David Byrne Is Selling His Dingbat Drawings
American Utopia is back in the news because the amazing show is currently shown on HBO, but David Byrne is also doing something else out of the ordinary for a musician. However Byrne is a multifaceted individual, he is not only a musician, but he is also a writer and he can also draw. A new online exhibit at Pace Gallery proposes a series of unique illustrations that David Byrne drew this year while isolating in his Manhattan apartment.
‘I am selling a bunch of drawings (50, over the course of a few weeks) that I did for the Reasons To Be Cheerful journalism project We Are Not Divided,’ wrote Byrne. We Are Not Divided, a collaborative journalism project that explores the human capacity to overcome division, ‘has been promoting a message of unity and bridging divides leading up to the U.S. election this November.’
Byrne calls his work, a series of 50 illustrations to accompany articles of the publication, ‘the dingbat drawings.’ ‘I said I couldn’t draw to order,’ he wrote, ‘but I could provide a library of images to draw from.’
I looked at the website, and it seems that all the drawings currently in view are already sold, but more of them will be offered later this month. This is a very good thing as each one will cost you $3,000, and all the sales proceeds will benefit the Arbutus Foundation. ‘They’re not cheap,’ Byrne continues, ‘but the money goes to this project which I have to say is somewhat astounding, AND you get a tax write off for the cost of the drawing, as Arbutus is a non profit!’
The Pace Gallery is online, but if you are in NYC, a small physical exhibition will be on display at their place on 25th street.
So, what are these dingbat drawings about? You can see a few of them below (and more on their website), and they are simple ink-drawn vignettes with a satirical side and a poetic eye.
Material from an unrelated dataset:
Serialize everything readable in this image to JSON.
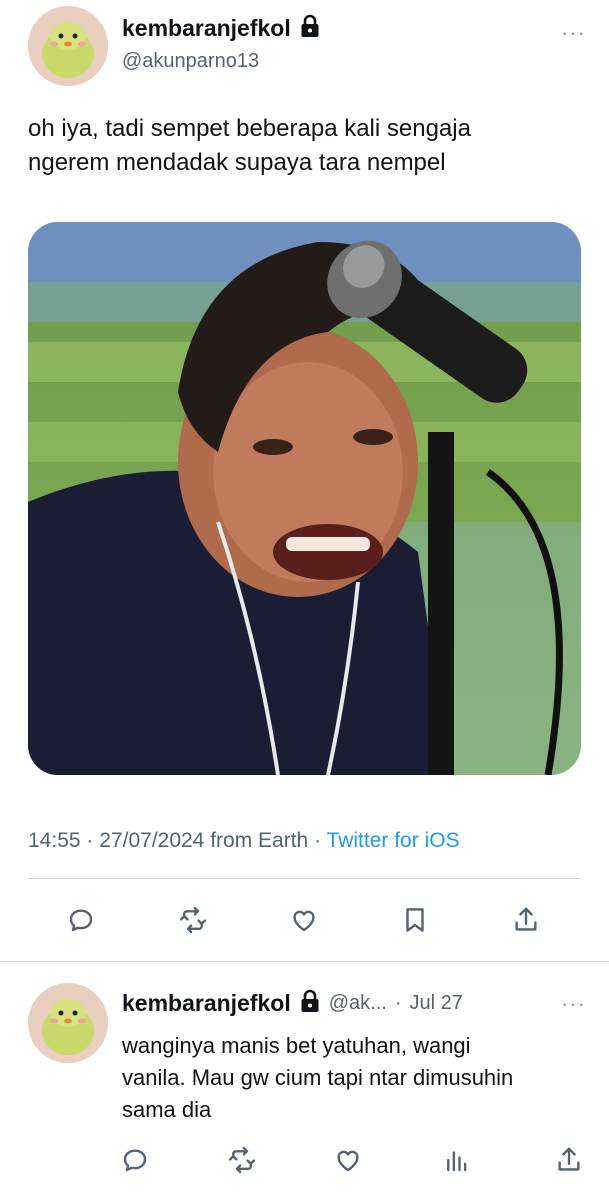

They explore with humor our current preoccupations with daily life during the COVID-19 pandemic, they are scenes of domestic life with a surreal and cartoonish vision, bringing to mind plenty of metaphors around the themes of loneliness, isolation, human connection (or rather lack of), they are thoughts on rumination or anxiety and subtle socio-political messages… The dingbats are Byrne’s reaction to the current situation.
Two sets of 10 drawings have already been released on Thursday, Oct 15 and Monday, Oct 19 (and everything is already sold out) but more drawings will be released on Thursday, Oct 22, Monday, Oct 26 and Thursday, Oct 29. Be ready, they apparently go very fast.